I owe Dori a review of Armistead Maupin’s The Night Listener — her gift to me as my Secret Sturtle. Well, I wish I could say this was an extraordinary read, but I was a bit underwhelmed. But I’m afraid that’s due to my expectations of tone and style based on his long-running series, the beloved Tales of the City. I guess I just wasn’t in the mood to read a serious, brooding mystery. Maupin faces the same obstacles every writer who finishes a reputation-defining series does when trying to write something new (the same obstacles I know J.K. Rowling will face after Harry Potter 7 has come and gone).
I read his previous post-TOTC novel, Maybe the Moon, and was disappointed as well.
In The Night Listener, Maupin plays off of his reputation and adoration as the writer of TOTC through a fictional counterpart, Gabriel Noone. But Maupin makes the fatal mistake of allowing his TOTC universe to cross over through an unexpected, brief, and bizarrely-chosen cameo. It only serves to remind the reader that the light, irrevelant tone of TOTC is missing from this novel.

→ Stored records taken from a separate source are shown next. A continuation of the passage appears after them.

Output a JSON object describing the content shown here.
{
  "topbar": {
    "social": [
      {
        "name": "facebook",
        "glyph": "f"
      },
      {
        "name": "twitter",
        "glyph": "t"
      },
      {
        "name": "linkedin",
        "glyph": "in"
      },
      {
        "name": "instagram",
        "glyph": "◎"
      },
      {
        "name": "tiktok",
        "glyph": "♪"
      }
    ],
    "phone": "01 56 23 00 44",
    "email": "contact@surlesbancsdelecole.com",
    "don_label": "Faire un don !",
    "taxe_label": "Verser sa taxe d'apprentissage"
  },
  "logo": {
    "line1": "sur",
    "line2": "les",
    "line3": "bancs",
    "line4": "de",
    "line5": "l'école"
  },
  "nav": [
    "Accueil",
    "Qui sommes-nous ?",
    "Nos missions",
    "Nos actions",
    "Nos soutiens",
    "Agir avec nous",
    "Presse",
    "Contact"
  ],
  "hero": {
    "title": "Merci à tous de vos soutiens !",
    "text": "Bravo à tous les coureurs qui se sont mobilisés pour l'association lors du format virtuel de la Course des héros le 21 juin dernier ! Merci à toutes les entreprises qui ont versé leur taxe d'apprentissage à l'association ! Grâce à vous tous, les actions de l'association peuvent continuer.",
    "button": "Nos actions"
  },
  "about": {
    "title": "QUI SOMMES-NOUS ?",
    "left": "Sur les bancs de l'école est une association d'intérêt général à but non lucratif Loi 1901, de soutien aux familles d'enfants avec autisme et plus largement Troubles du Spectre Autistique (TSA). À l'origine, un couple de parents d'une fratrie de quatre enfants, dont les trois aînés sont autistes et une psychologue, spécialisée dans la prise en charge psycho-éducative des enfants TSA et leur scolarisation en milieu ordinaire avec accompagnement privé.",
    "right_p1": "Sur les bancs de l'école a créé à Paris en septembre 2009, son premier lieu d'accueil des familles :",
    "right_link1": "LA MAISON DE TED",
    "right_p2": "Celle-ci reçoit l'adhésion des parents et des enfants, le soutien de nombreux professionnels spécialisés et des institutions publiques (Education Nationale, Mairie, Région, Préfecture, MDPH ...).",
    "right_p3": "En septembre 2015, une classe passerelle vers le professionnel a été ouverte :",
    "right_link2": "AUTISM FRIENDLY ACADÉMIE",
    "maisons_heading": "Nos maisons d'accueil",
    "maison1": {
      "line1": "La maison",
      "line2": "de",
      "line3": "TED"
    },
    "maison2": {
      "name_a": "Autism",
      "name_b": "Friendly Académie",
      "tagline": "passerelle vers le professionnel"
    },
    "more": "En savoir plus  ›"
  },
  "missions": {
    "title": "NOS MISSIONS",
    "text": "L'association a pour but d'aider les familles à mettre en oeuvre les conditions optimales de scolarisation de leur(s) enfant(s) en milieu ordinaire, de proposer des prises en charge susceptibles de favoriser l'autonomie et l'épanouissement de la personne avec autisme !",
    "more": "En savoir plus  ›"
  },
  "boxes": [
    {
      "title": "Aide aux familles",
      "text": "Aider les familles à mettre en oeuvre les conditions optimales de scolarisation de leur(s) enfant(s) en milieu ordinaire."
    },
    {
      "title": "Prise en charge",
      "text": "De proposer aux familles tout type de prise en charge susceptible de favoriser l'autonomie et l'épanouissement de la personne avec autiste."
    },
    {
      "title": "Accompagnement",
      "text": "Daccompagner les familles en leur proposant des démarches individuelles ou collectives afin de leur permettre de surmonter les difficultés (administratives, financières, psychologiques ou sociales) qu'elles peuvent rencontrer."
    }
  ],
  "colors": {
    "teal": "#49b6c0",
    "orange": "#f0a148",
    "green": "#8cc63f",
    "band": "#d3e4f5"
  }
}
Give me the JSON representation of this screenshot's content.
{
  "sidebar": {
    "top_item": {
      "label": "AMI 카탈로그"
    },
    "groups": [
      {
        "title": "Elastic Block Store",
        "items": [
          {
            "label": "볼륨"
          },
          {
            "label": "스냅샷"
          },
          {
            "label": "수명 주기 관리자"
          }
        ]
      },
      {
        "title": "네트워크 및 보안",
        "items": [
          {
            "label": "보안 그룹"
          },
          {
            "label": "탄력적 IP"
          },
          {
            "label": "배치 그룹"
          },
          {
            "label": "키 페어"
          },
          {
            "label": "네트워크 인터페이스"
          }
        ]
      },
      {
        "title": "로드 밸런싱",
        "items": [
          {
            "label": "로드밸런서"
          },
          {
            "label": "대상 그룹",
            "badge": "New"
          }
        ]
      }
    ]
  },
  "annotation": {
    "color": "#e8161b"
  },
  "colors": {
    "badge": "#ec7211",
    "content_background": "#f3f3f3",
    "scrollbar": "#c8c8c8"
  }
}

But I’m glad I read it. Even a disappointing Armistead Maupin novel is better than most of what else I’ve recently read.